Almost certain to have been constructed between the late 1800s and early 1900s,, this interesting triangular-bed lathe by Strubewas manufactured in the Paris district of Montrouge, just 5 Km SSW of the city centre - the brass badge on the bed of the lathe reading: H.Strube & Fils Ingrs. Constructeurs à Montrouge (Seine) and the serial number N° 974. (H.Strube & Son, Engineers) The example below has a centre height of around 3 inches (75 mm) and the capacity between centres of 10 inches (250 mm).
Appearing to be of solid construction - if not quite in the Bench Precision type as exemplified by the American Stark machines - the lathe has a bed that lacks a centrally disposed leadscrew making the lathe a simple plain-turning type, the only longitudinal tool travel being on the long, swivelling top slide.

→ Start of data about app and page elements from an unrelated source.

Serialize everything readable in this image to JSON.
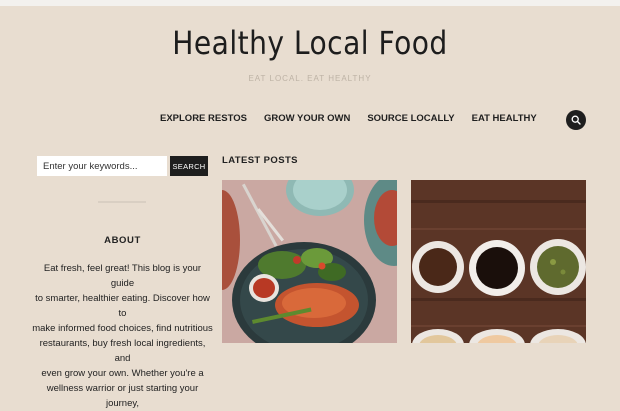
{
  "site": {
    "title": "Healthy Local Food",
    "tagline": "EAT LOCAL. EAT HEALTHY"
  },
  "nav": {
    "items": [
      {
        "label": "EXPLORE RESTOS"
      },
      {
        "label": "GROW YOUR OWN"
      },
      {
        "label": "SOURCE LOCALLY"
      },
      {
        "label": "EAT HEALTHY"
      }
    ],
    "search_icon": "search-icon"
  },
  "sidebar": {
    "search": {
      "placeholder": "Enter your keywords...",
      "value": "",
      "button_label": "SEARCH"
    },
    "about": {
      "heading": "ABOUT",
      "lines": [
        "Eat fresh, feel great! This blog is your guide",
        "to smarter, healthier eating. Discover how to",
        "make informed food choices, find nutritious",
        "restaurants, buy fresh local ingredients, and",
        "even grow your own. Whether you're a",
        "wellness warrior or just starting your journey,"
      ]
    }
  },
  "main": {
    "latest_heading": "LATEST POSTS",
    "posts": [
      {
        "image": "grilled-salmon-plate-photo"
      },
      {
        "image": "sauce-bowls-wooden-table-photo"
      }
    ]
  },
  "colors": {
    "background": "#e8ddd0",
    "dark": "#1e1e1e",
    "topbar": "#f3f1ee"
  }
}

Instead of full-width covers, the top and cross slide feed screws are protected against the ingress of swarf by strips of flat brass - though these are so narrow as to functionally almost useless. A separate carriage is provided, able to be fastened either to the right or left of the slide-rest assembly, and machined to hold a hand T-rest.
Running in plain bearings with twin-bolt caps - and with the end thrust taken by a substantial bearings mounted outboard on a extension cast integrally with the headstock - the spindle carries a narrow 4 step pulley arranged for drive by a round leather "gut" rope. The pulleys are arranged in a slightly unusual way with two set at a small diameter for high speeds and two, very much larger, for low, the arrangement being not unlike that employed on the English EXE 2.5" (though on most other makes the more usual method was to machine these disparate diameters into the drive pulley/flywheel of the treadle stand or foot-motor assembly with which the lathe would have undoubtedly been equipped when new).
Fitted with a solid barrel bored at the front for a tapered centre, the tailstock is of the lever-action type, the lever carrying the maker's name stamped in and obviously original as there is an unnecessary but elegantly proportioned swelling of the width around the pivot hole. Unfortunately locking of the barrel is by a crude, direct acting screw.
Should any reader have a lathe by H. Strube & Fils the writer would be interested to hear from you.